EXERCISE >> Look through the listing below, find every line with the string "JSON", and copy it.

------------------------------

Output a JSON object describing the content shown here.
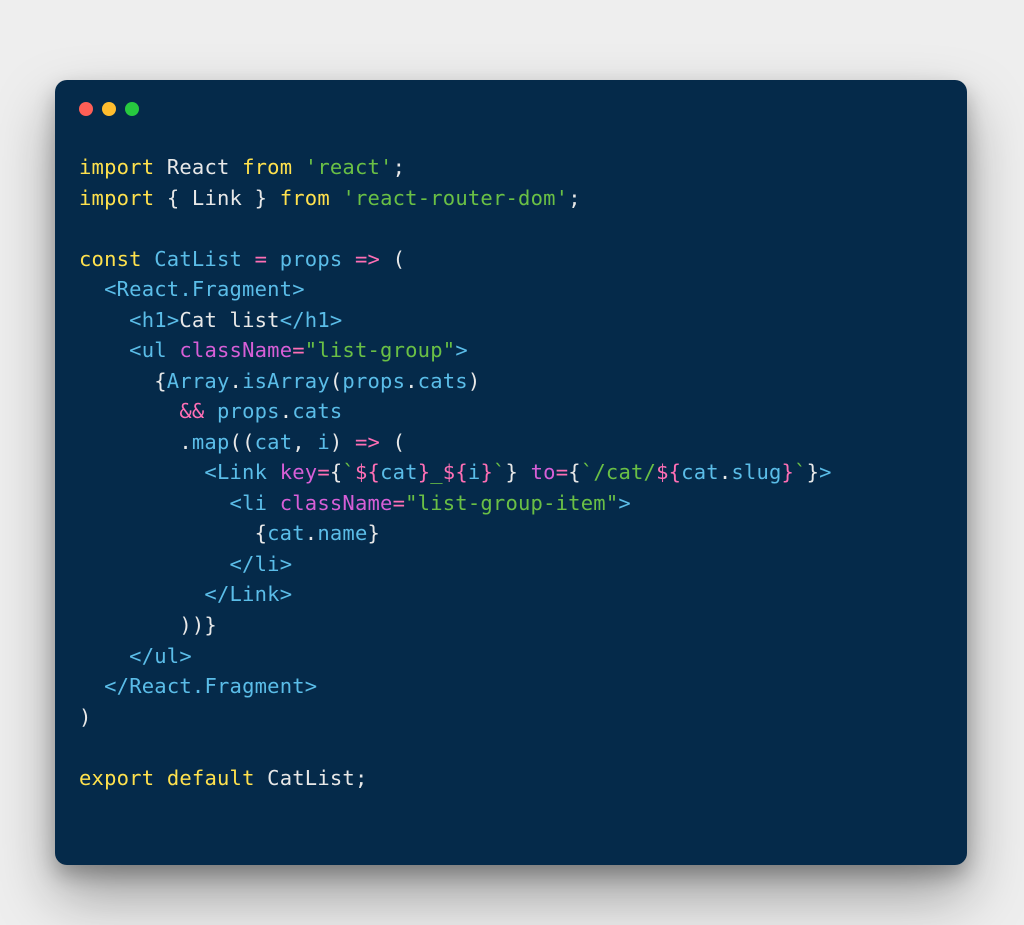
{
  "colors": {
    "bg": "#052a4a",
    "page": "#eeeeee",
    "red": "#ff5f56",
    "yellow": "#ffbd2e",
    "green": "#27c93f",
    "keyword": "#ffe14d",
    "plain": "#e8e8e8",
    "blue": "#5bbde8",
    "string": "#6ac045",
    "magenta_op": "#ff6fb5",
    "magenta_attr": "#d75fd7"
  },
  "code_plain": "import React from 'react';\nimport { Link } from 'react-router-dom';\n\nconst CatList = props => (\n  <React.Fragment>\n    <h1>Cat list</h1>\n    <ul className=\"list-group\">\n      {Array.isArray(props.cats)\n        && props.cats\n        .map((cat, i) => (\n          <Link key={`${cat}_${i}`} to={`/cat/${cat.slug}`}>\n            <li className=\"list-group-item\">\n              {cat.name}\n            </li>\n          </Link>\n        ))}\n    </ul>\n  </React.Fragment>\n)\n\nexport default CatList;",
  "code_lines_tokens": [
    [
      {
        "t": "import",
        "c": "kw"
      },
      {
        "t": " ",
        "c": "pun"
      },
      {
        "t": "React",
        "c": "def"
      },
      {
        "t": " ",
        "c": "pun"
      },
      {
        "t": "from",
        "c": "kw"
      },
      {
        "t": " ",
        "c": "pun"
      },
      {
        "t": "'react'",
        "c": "str"
      },
      {
        "t": ";",
        "c": "pun"
      }
    ],
    [
      {
        "t": "import",
        "c": "kw"
      },
      {
        "t": " ",
        "c": "pun"
      },
      {
        "t": "{ ",
        "c": "pun"
      },
      {
        "t": "Link",
        "c": "def"
      },
      {
        "t": " } ",
        "c": "pun"
      },
      {
        "t": "from",
        "c": "kw"
      },
      {
        "t": " ",
        "c": "pun"
      },
      {
        "t": "'react-router-dom'",
        "c": "str"
      },
      {
        "t": ";",
        "c": "pun"
      }
    ],
    [],
    [
      {
        "t": "const",
        "c": "kw"
      },
      {
        "t": " ",
        "c": "pun"
      },
      {
        "t": "CatList",
        "c": "fn"
      },
      {
        "t": " ",
        "c": "pun"
      },
      {
        "t": "=",
        "c": "op"
      },
      {
        "t": " ",
        "c": "pun"
      },
      {
        "t": "props",
        "c": "fn"
      },
      {
        "t": " ",
        "c": "pun"
      },
      {
        "t": "=>",
        "c": "op"
      },
      {
        "t": " (",
        "c": "pun"
      }
    ],
    [
      {
        "t": "  ",
        "c": "pun"
      },
      {
        "t": "<",
        "c": "brk"
      },
      {
        "t": "React.Fragment",
        "c": "tag"
      },
      {
        "t": ">",
        "c": "brk"
      }
    ],
    [
      {
        "t": "    ",
        "c": "pun"
      },
      {
        "t": "<",
        "c": "brk"
      },
      {
        "t": "h1",
        "c": "tag"
      },
      {
        "t": ">",
        "c": "brk"
      },
      {
        "t": "Cat list",
        "c": "def"
      },
      {
        "t": "</",
        "c": "brk"
      },
      {
        "t": "h1",
        "c": "tag"
      },
      {
        "t": ">",
        "c": "brk"
      }
    ],
    [
      {
        "t": "    ",
        "c": "pun"
      },
      {
        "t": "<",
        "c": "brk"
      },
      {
        "t": "ul",
        "c": "tag"
      },
      {
        "t": " ",
        "c": "pun"
      },
      {
        "t": "className",
        "c": "attr"
      },
      {
        "t": "=",
        "c": "op"
      },
      {
        "t": "\"list-group\"",
        "c": "str"
      },
      {
        "t": ">",
        "c": "brk"
      }
    ],
    [
      {
        "t": "      {",
        "c": "pun"
      },
      {
        "t": "Array",
        "c": "fn"
      },
      {
        "t": ".",
        "c": "pun"
      },
      {
        "t": "isArray",
        "c": "fn"
      },
      {
        "t": "(",
        "c": "pun"
      },
      {
        "t": "props",
        "c": "fn"
      },
      {
        "t": ".",
        "c": "pun"
      },
      {
        "t": "cats",
        "c": "fn"
      },
      {
        "t": ")",
        "c": "pun"
      }
    ],
    [
      {
        "t": "        ",
        "c": "pun"
      },
      {
        "t": "&&",
        "c": "op"
      },
      {
        "t": " ",
        "c": "pun"
      },
      {
        "t": "props",
        "c": "fn"
      },
      {
        "t": ".",
        "c": "pun"
      },
      {
        "t": "cats",
        "c": "fn"
      }
    ],
    [
      {
        "t": "        .",
        "c": "pun"
      },
      {
        "t": "map",
        "c": "fn"
      },
      {
        "t": "((",
        "c": "pun"
      },
      {
        "t": "cat",
        "c": "fn"
      },
      {
        "t": ", ",
        "c": "pun"
      },
      {
        "t": "i",
        "c": "fn"
      },
      {
        "t": ") ",
        "c": "pun"
      },
      {
        "t": "=>",
        "c": "op"
      },
      {
        "t": " (",
        "c": "pun"
      }
    ],
    [
      {
        "t": "          ",
        "c": "pun"
      },
      {
        "t": "<",
        "c": "brk"
      },
      {
        "t": "Link",
        "c": "tag"
      },
      {
        "t": " ",
        "c": "pun"
      },
      {
        "t": "key",
        "c": "attr"
      },
      {
        "t": "=",
        "c": "op"
      },
      {
        "t": "{",
        "c": "pun"
      },
      {
        "t": "`",
        "c": "tl"
      },
      {
        "t": "${",
        "c": "op"
      },
      {
        "t": "cat",
        "c": "ti"
      },
      {
        "t": "}",
        "c": "op"
      },
      {
        "t": "_",
        "c": "tl"
      },
      {
        "t": "${",
        "c": "op"
      },
      {
        "t": "i",
        "c": "ti"
      },
      {
        "t": "}",
        "c": "op"
      },
      {
        "t": "`",
        "c": "tl"
      },
      {
        "t": "}",
        "c": "pun"
      },
      {
        "t": " ",
        "c": "pun"
      },
      {
        "t": "to",
        "c": "attr"
      },
      {
        "t": "=",
        "c": "op"
      },
      {
        "t": "{",
        "c": "pun"
      },
      {
        "t": "`",
        "c": "tl"
      },
      {
        "t": "/cat/",
        "c": "tl"
      },
      {
        "t": "${",
        "c": "op"
      },
      {
        "t": "cat",
        "c": "ti"
      },
      {
        "t": ".",
        "c": "pun"
      },
      {
        "t": "slug",
        "c": "ti"
      },
      {
        "t": "}",
        "c": "op"
      },
      {
        "t": "`",
        "c": "tl"
      },
      {
        "t": "}",
        "c": "pun"
      },
      {
        "t": ">",
        "c": "brk"
      }
    ],
    [
      {
        "t": "            ",
        "c": "pun"
      },
      {
        "t": "<",
        "c": "brk"
      },
      {
        "t": "li",
        "c": "tag"
      },
      {
        "t": " ",
        "c": "pun"
      },
      {
        "t": "className",
        "c": "attr"
      },
      {
        "t": "=",
        "c": "op"
      },
      {
        "t": "\"list-group-item\"",
        "c": "str"
      },
      {
        "t": ">",
        "c": "brk"
      }
    ],
    [
      {
        "t": "              {",
        "c": "pun"
      },
      {
        "t": "cat",
        "c": "fn"
      },
      {
        "t": ".",
        "c": "pun"
      },
      {
        "t": "name",
        "c": "fn"
      },
      {
        "t": "}",
        "c": "pun"
      }
    ],
    [
      {
        "t": "            ",
        "c": "pun"
      },
      {
        "t": "</",
        "c": "brk"
      },
      {
        "t": "li",
        "c": "tag"
      },
      {
        "t": ">",
        "c": "brk"
      }
    ],
    [
      {
        "t": "          ",
        "c": "pun"
      },
      {
        "t": "</",
        "c": "brk"
      },
      {
        "t": "Link",
        "c": "tag"
      },
      {
        "t": ">",
        "c": "brk"
      }
    ],
    [
      {
        "t": "        ))}",
        "c": "pun"
      }
    ],
    [
      {
        "t": "    ",
        "c": "pun"
      },
      {
        "t": "</",
        "c": "brk"
      },
      {
        "t": "ul",
        "c": "tag"
      },
      {
        "t": ">",
        "c": "brk"
      }
    ],
    [
      {
        "t": "  ",
        "c": "pun"
      },
      {
        "t": "</",
        "c": "brk"
      },
      {
        "t": "React.Fragment",
        "c": "tag"
      },
      {
        "t": ">",
        "c": "brk"
      }
    ],
    [
      {
        "t": ")",
        "c": "pun"
      }
    ],
    [],
    [
      {
        "t": "export",
        "c": "kw"
      },
      {
        "t": " ",
        "c": "pun"
      },
      {
        "t": "default",
        "c": "kw"
      },
      {
        "t": " ",
        "c": "pun"
      },
      {
        "t": "CatList",
        "c": "def"
      },
      {
        "t": ";",
        "c": "pun"
      }
    ]
  ]
}
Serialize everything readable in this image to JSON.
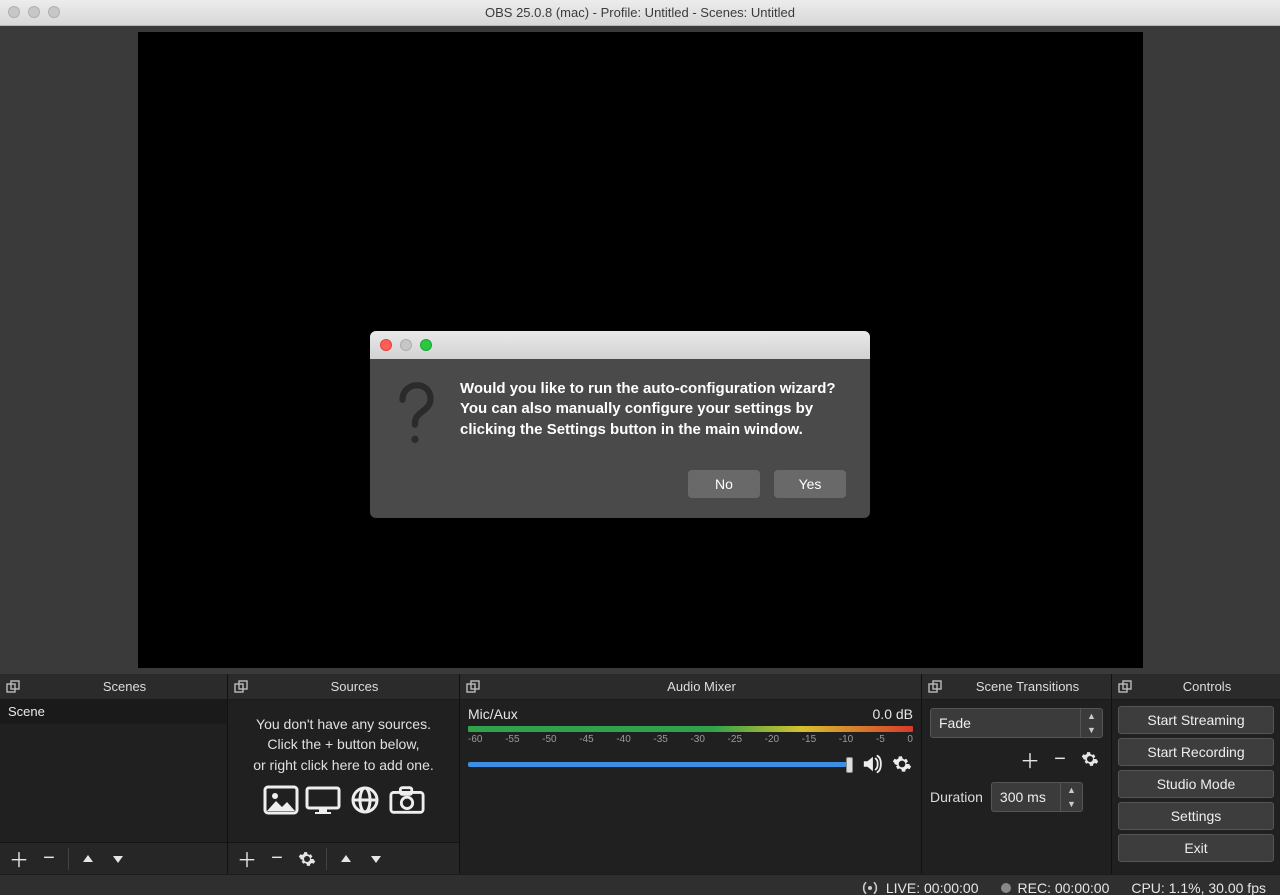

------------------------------

EXERCISE RESULT >>
Output a JSON object describing the content shown here.
Serialize everything readable in this image to JSON.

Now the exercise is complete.